_WHAT IS REQUIRED_. Each entry should be given again exactly, with any image left out.

(Source data)
____
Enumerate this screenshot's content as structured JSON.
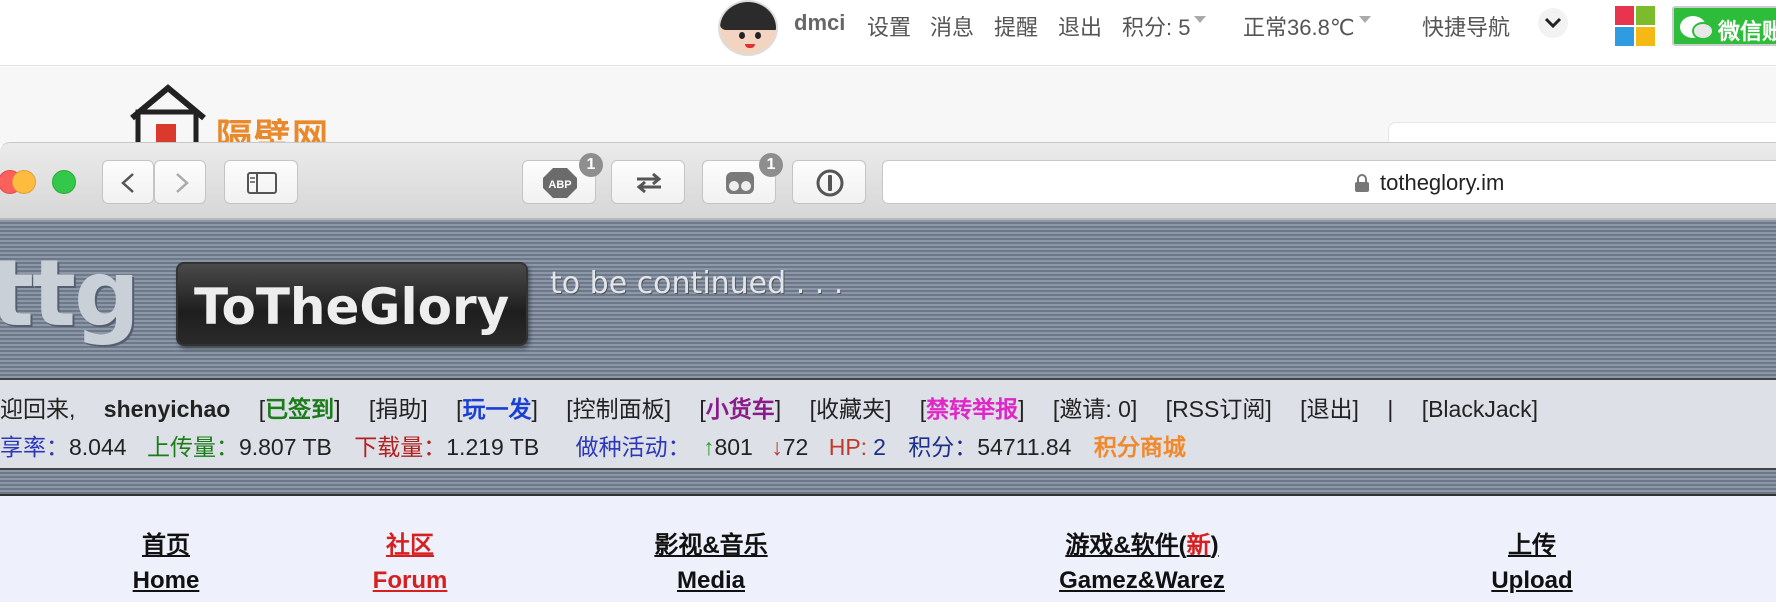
{
  "topbar": {
    "username": "dmci",
    "settings": "设置",
    "messages": "消息",
    "reminders": "提醒",
    "logout": "退出",
    "points": "积分: 5",
    "status": "正常36.8℃",
    "quicknav": "快捷导航",
    "wechat": "微信账"
  },
  "outer_site": {
    "logo_text": "隔壁网"
  },
  "browser": {
    "url": "totheglory.im",
    "adblock_label": "ABP",
    "adblock_badge": "1",
    "ghost_badge": "1"
  },
  "site": {
    "logo_short": "ttg",
    "logo_name": "ToTheGlory",
    "tagline": "to be continued . . ."
  },
  "infobar": {
    "welcome": "迎回来,",
    "username": "shenyichao",
    "links": {
      "signed_in": "已签到",
      "donate": "捐助",
      "play": "玩一发",
      "control_panel": "控制面板",
      "cart": "小货车",
      "favorites": "收藏夹",
      "report": "禁转举报",
      "invites": "邀请: 0",
      "rss": "RSS订阅",
      "logout": "退出",
      "separator": "|",
      "blackjack": "BlackJack"
    },
    "stats": {
      "ratio_label": "享率：",
      "ratio_value": "8.044",
      "upload_label": "上传量：",
      "upload_value": "9.807 TB",
      "download_label": "下载量：",
      "download_value": "1.219 TB",
      "seeding_label": "做种活动：",
      "seeding_up_arrow": "↑",
      "seeding_up": "801",
      "seeding_down_arrow": "↓",
      "seeding_down": "72",
      "hp_label": "HP:",
      "hp_value": "2",
      "points_label": "积分：",
      "points_value": "54711.84",
      "shop": "积分商城"
    }
  },
  "nav": [
    {
      "cn": "首页",
      "en": "Home"
    },
    {
      "cn": "社区",
      "en": "Forum"
    },
    {
      "cn": "影视&音乐",
      "en": "Media"
    },
    {
      "cn_a": "游戏&软件(",
      "cn_new": "新",
      "cn_b": ")",
      "en": "Gamez&Warez"
    },
    {
      "cn": "上传",
      "en": "Upload"
    }
  ],
  "colors": {
    "safari_close": "#fc605c",
    "safari_min": "#fdbc40",
    "safari_max": "#34c84a",
    "accent_orange": "#f0892c",
    "active_red": "#d61f1f"
  }
}
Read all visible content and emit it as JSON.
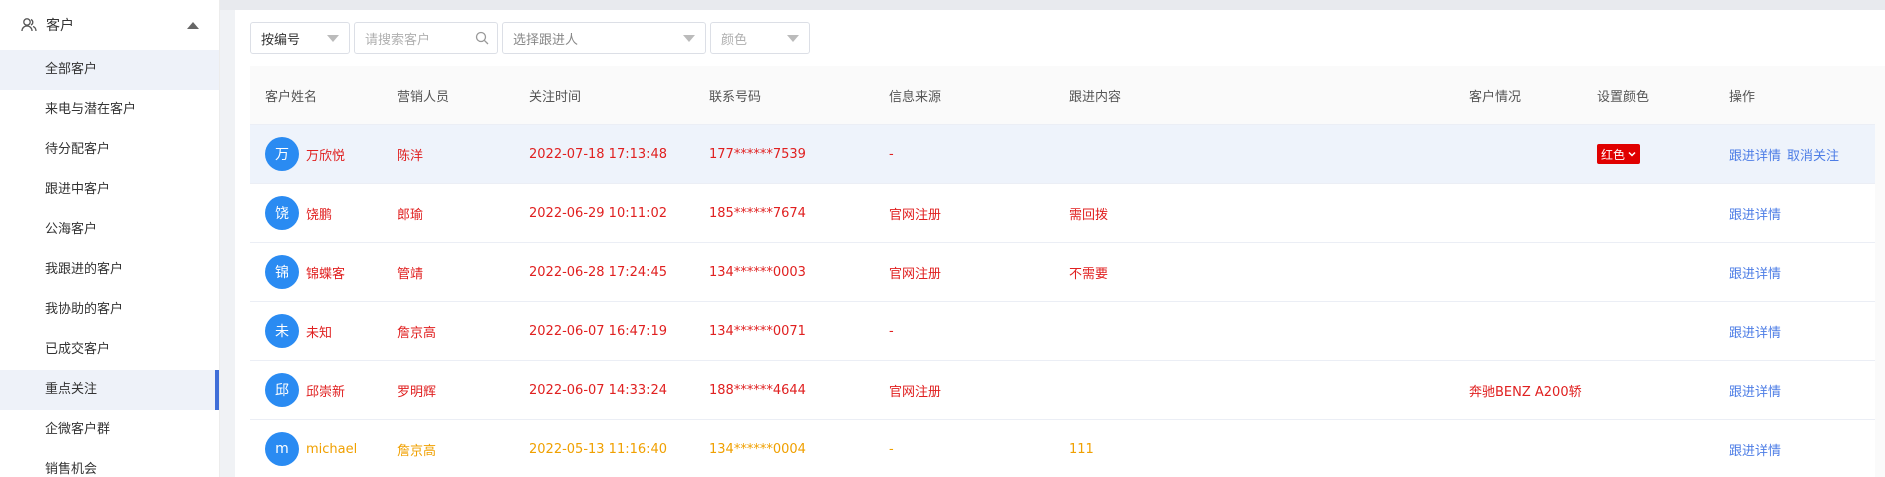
{
  "sidebar": {
    "header_label": "客户",
    "items": [
      {
        "label": "全部客户"
      },
      {
        "label": "来电与潜在客户"
      },
      {
        "label": "待分配客户"
      },
      {
        "label": "跟进中客户"
      },
      {
        "label": "公海客户"
      },
      {
        "label": "我跟进的客户"
      },
      {
        "label": "我协助的客户"
      },
      {
        "label": "已成交客户"
      },
      {
        "label": "重点关注"
      },
      {
        "label": "企微客户群"
      },
      {
        "label": "销售机会"
      }
    ]
  },
  "filters": {
    "sort_select": "按编号",
    "search_placeholder": "请搜索客户",
    "follower_placeholder": "选择跟进人",
    "color_placeholder": "颜色"
  },
  "table": {
    "headers": {
      "name": "客户姓名",
      "sales": "营销人员",
      "time": "关注时间",
      "phone": "联系号码",
      "source": "信息来源",
      "content": "跟进内容",
      "status": "客户情况",
      "color": "设置颜色",
      "ops": "操作"
    },
    "rows": [
      {
        "avatar": "万",
        "name": "万欣悦",
        "sales": "陈洋",
        "time": "2022-07-18 17:13:48",
        "phone": "177******7539",
        "source": "-",
        "content": "",
        "status": "",
        "color": "红色",
        "op1": "跟进详情",
        "op2": "取消关注"
      },
      {
        "avatar": "饶",
        "name": "饶鹏",
        "sales": "郎瑜",
        "time": "2022-06-29 10:11:02",
        "phone": "185******7674",
        "source": "官网注册",
        "content": "需回拨",
        "status": "",
        "color": "",
        "op1": "跟进详情",
        "op2": ""
      },
      {
        "avatar": "锦",
        "name": "锦蝶客",
        "sales": "管靖",
        "time": "2022-06-28 17:24:45",
        "phone": "134******0003",
        "source": "官网注册",
        "content": "不需要",
        "status": "",
        "color": "",
        "op1": "跟进详情",
        "op2": ""
      },
      {
        "avatar": "未",
        "name": "未知",
        "sales": "詹京高",
        "time": "2022-06-07 16:47:19",
        "phone": "134******0071",
        "source": "-",
        "content": "",
        "status": "",
        "color": "",
        "op1": "跟进详情",
        "op2": ""
      },
      {
        "avatar": "邱",
        "name": "邱崇新",
        "sales": "罗明辉",
        "time": "2022-06-07 14:33:24",
        "phone": "188******4644",
        "source": "官网注册",
        "content": "",
        "status": "奔驰BENZ A200轿",
        "color": "",
        "op1": "跟进详情",
        "op2": ""
      },
      {
        "avatar": "m",
        "name": "michael",
        "sales": "詹京高",
        "time": "2022-05-13 11:16:40",
        "phone": "134******0004",
        "source": "-",
        "content": "111",
        "status": "",
        "color": "",
        "op1": "跟进详情",
        "op2": ""
      }
    ]
  },
  "colors": {
    "red_text": "#e02020",
    "orange_text": "#f0a000",
    "link": "#4d7de6",
    "avatar": "#2a8bf2"
  }
}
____
_YOUR RESPONSE_.
Enumerate this screenshot's content as structured JSON.
{
  "topbar": {
    "username": "dmci",
    "settings": "设置",
    "messages": "消息",
    "reminders": "提醒",
    "logout": "退出",
    "points": "积分: 5",
    "status": "正常36.8℃",
    "quicknav": "快捷导航",
    "wechat": "微信账"
  },
  "outer_site": {
    "logo_text": "隔壁网"
  },
  "browser": {
    "url": "totheglory.im",
    "adblock_label": "ABP",
    "adblock_badge": "1",
    "ghost_badge": "1"
  },
  "site": {
    "logo_short": "ttg",
    "logo_name": "ToTheGlory",
    "tagline": "to be continued . . ."
  },
  "infobar": {
    "welcome": "迎回来,",
    "username": "shenyichao",
    "links": {
      "signed_in": "已签到",
      "donate": "捐助",
      "play": "玩一发",
      "control_panel": "控制面板",
      "cart": "小货车",
      "favorites": "收藏夹",
      "report": "禁转举报",
      "invites": "邀请: 0",
      "rss": "RSS订阅",
      "logout": "退出",
      "separator": "|",
      "blackjack": "BlackJack"
    },
    "stats": {
      "ratio_label": "享率：",
      "ratio_value": "8.044",
      "upload_label": "上传量：",
      "upload_value": "9.807 TB",
      "download_label": "下载量：",
      "download_value": "1.219 TB",
      "seeding_label": "做种活动：",
      "seeding_up_arrow": "↑",
      "seeding_up": "801",
      "seeding_down_arrow": "↓",
      "seeding_down": "72",
      "hp_label": "HP:",
      "hp_value": "2",
      "points_label": "积分：",
      "points_value": "54711.84",
      "shop": "积分商城"
    }
  },
  "nav": [
    {
      "cn": "首页",
      "en": "Home"
    },
    {
      "cn": "社区",
      "en": "Forum"
    },
    {
      "cn": "影视&音乐",
      "en": "Media"
    },
    {
      "cn_a": "游戏&软件(",
      "cn_new": "新",
      "cn_b": ")",
      "en": "Gamez&Warez"
    },
    {
      "cn": "上传",
      "en": "Upload"
    }
  ],
  "colors": {
    "safari_close": "#fc605c",
    "safari_min": "#fdbc40",
    "safari_max": "#34c84a",
    "accent_orange": "#f0892c",
    "active_red": "#d61f1f"
  }
}
Read all visible content and emit it as JSON.
{
  "sidebar": {
    "header_label": "客户",
    "items": [
      {
        "label": "全部客户"
      },
      {
        "label": "来电与潜在客户"
      },
      {
        "label": "待分配客户"
      },
      {
        "label": "跟进中客户"
      },
      {
        "label": "公海客户"
      },
      {
        "label": "我跟进的客户"
      },
      {
        "label": "我协助的客户"
      },
      {
        "label": "已成交客户"
      },
      {
        "label": "重点关注"
      },
      {
        "label": "企微客户群"
      },
      {
        "label": "销售机会"
      }
    ]
  },
  "filters": {
    "sort_select": "按编号",
    "search_placeholder": "请搜索客户",
    "follower_placeholder": "选择跟进人",
    "color_placeholder": "颜色"
  },
  "table": {
    "headers": {
      "name": "客户姓名",
      "sales": "营销人员",
      "time": "关注时间",
      "phone": "联系号码",
      "source": "信息来源",
      "content": "跟进内容",
      "status": "客户情况",
      "color": "设置颜色",
      "ops": "操作"
    },
    "rows": [
      {
        "avatar": "万",
        "name": "万欣悦",
        "sales": "陈洋",
        "time": "2022-07-18 17:13:48",
        "phone": "177******7539",
        "source": "-",
        "content": "",
        "status": "",
        "color": "红色",
        "op1": "跟进详情",
        "op2": "取消关注"
      },
      {
        "avatar": "饶",
        "name": "饶鹏",
        "sales": "郎瑜",
        "time": "2022-06-29 10:11:02",
        "phone": "185******7674",
        "source": "官网注册",
        "content": "需回拨",
        "status": "",
        "color": "",
        "op1": "跟进详情",
        "op2": ""
      },
      {
        "avatar": "锦",
        "name": "锦蝶客",
        "sales": "管靖",
        "time": "2022-06-28 17:24:45",
        "phone": "134******0003",
        "source": "官网注册",
        "content": "不需要",
        "status": "",
        "color": "",
        "op1": "跟进详情",
        "op2": ""
      },
      {
        "avatar": "未",
        "name": "未知",
        "sales": "詹京高",
        "time": "2022-06-07 16:47:19",
        "phone": "134******0071",
        "source": "-",
        "content": "",
        "status": "",
        "color": "",
        "op1": "跟进详情",
        "op2": ""
      },
      {
        "avatar": "邱",
        "name": "邱崇新",
        "sales": "罗明辉",
        "time": "2022-06-07 14:33:24",
        "phone": "188******4644",
        "source": "官网注册",
        "content": "",
        "status": "奔驰BENZ A200轿",
        "color": "",
        "op1": "跟进详情",
        "op2": ""
      },
      {
        "avatar": "m",
        "name": "michael",
        "sales": "詹京高",
        "time": "2022-05-13 11:16:40",
        "phone": "134******0004",
        "source": "-",
        "content": "111",
        "status": "",
        "color": "",
        "op1": "跟进详情",
        "op2": ""
      }
    ]
  },
  "colors": {
    "red_text": "#e02020",
    "orange_text": "#f0a000",
    "link": "#4d7de6",
    "avatar": "#2a8bf2"
  }
}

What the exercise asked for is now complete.